BEGIN DATA

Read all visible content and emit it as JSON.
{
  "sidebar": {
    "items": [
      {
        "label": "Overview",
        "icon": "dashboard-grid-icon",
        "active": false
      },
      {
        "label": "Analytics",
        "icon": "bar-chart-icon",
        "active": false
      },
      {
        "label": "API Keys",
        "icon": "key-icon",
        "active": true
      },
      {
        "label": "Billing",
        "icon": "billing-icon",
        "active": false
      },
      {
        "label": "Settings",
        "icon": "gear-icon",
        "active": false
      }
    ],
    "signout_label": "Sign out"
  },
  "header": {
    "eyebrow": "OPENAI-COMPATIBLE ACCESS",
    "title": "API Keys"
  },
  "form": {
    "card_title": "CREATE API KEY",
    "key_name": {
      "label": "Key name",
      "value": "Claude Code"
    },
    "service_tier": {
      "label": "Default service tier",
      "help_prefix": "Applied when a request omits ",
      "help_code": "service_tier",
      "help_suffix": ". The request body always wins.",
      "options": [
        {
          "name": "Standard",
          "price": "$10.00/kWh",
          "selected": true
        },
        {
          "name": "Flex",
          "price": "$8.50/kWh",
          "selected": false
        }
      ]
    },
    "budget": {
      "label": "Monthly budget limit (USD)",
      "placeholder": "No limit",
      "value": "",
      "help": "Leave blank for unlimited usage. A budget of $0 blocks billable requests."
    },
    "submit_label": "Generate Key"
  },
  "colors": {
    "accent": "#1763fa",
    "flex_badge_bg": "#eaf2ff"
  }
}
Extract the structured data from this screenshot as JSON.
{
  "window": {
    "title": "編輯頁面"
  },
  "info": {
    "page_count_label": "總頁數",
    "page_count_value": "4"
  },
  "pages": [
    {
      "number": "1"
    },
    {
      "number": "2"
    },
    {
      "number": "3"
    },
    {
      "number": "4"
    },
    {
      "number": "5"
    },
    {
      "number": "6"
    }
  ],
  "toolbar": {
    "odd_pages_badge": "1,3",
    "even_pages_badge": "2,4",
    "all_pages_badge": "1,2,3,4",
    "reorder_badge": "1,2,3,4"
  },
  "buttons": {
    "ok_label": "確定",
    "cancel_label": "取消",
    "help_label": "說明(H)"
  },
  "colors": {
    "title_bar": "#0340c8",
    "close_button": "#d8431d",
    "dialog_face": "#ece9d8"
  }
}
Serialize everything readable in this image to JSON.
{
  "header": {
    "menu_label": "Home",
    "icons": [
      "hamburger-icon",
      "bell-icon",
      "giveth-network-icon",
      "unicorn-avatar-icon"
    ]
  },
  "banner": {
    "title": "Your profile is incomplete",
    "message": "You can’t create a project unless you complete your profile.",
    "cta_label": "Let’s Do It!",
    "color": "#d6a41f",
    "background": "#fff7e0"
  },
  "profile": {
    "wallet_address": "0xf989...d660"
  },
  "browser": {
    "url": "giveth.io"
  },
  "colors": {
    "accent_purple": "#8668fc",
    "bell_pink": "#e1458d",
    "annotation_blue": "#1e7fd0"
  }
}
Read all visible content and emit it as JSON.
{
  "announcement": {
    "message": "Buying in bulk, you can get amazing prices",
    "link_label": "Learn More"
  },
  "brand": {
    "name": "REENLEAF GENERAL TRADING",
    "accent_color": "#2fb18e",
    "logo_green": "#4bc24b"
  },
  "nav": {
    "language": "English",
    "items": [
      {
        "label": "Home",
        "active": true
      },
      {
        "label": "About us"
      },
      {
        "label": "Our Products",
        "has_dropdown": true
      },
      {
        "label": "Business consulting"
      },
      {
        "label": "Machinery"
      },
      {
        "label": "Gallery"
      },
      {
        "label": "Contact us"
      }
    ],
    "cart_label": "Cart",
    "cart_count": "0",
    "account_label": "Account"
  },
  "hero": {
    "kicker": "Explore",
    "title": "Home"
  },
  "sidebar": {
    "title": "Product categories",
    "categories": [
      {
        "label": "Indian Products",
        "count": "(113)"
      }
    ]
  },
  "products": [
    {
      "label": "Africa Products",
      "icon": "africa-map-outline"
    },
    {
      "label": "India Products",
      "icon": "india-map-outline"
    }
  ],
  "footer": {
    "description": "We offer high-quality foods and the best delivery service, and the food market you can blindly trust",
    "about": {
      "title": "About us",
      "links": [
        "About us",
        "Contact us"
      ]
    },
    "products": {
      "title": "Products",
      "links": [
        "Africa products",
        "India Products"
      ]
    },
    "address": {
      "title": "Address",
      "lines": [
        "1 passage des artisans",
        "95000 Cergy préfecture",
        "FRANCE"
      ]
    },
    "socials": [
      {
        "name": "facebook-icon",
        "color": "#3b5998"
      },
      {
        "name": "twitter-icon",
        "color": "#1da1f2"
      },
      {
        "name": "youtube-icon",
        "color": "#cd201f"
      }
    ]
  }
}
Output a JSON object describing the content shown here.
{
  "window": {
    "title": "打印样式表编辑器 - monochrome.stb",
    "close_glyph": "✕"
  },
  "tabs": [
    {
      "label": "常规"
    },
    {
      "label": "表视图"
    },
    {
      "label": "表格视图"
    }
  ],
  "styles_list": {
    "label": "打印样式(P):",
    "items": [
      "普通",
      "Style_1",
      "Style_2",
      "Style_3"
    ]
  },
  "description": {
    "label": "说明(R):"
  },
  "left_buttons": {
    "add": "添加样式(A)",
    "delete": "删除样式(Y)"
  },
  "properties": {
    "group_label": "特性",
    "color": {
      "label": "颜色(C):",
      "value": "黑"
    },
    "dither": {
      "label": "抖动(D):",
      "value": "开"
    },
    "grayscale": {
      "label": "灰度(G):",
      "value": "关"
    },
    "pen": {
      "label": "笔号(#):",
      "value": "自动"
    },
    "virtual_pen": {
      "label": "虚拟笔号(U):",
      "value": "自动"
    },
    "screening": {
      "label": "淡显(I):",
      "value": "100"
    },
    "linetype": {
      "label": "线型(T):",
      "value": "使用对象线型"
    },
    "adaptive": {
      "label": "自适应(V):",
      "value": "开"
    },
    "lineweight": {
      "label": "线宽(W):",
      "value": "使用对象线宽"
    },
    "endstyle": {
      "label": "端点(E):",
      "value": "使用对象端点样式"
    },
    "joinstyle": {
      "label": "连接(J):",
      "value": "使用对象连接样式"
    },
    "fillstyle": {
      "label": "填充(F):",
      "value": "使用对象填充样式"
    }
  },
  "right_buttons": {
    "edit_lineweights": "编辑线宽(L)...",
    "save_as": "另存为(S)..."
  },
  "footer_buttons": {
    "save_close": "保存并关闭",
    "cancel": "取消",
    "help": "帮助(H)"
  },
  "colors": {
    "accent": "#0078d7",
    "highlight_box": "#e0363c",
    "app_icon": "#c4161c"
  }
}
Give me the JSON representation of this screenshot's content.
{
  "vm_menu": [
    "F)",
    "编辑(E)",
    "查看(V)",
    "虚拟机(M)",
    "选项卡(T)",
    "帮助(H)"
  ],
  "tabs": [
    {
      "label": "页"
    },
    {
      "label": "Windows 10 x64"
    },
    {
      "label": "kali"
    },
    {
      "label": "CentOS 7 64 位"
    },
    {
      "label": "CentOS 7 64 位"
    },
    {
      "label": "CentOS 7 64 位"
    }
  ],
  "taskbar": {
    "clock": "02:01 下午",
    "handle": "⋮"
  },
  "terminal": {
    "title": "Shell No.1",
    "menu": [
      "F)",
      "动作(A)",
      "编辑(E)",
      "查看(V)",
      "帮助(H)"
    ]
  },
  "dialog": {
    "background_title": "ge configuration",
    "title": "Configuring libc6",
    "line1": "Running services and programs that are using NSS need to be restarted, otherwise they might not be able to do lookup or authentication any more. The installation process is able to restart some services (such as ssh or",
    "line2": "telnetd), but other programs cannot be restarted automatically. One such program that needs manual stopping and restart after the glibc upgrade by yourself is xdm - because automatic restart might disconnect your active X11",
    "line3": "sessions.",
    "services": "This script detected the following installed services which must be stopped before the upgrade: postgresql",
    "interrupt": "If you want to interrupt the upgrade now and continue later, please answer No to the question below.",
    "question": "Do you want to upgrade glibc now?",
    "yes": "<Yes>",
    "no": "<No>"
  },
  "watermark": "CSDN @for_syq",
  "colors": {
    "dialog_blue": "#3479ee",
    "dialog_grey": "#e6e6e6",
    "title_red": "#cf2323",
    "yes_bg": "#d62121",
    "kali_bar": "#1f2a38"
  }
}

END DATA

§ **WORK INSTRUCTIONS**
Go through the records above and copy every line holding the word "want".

§ **REPLY**
    "interrupt": "If you want to interrupt the upgrade now and continue later, please answer No to the question below.",
    "question": "Do you want to upgrade glibc now?",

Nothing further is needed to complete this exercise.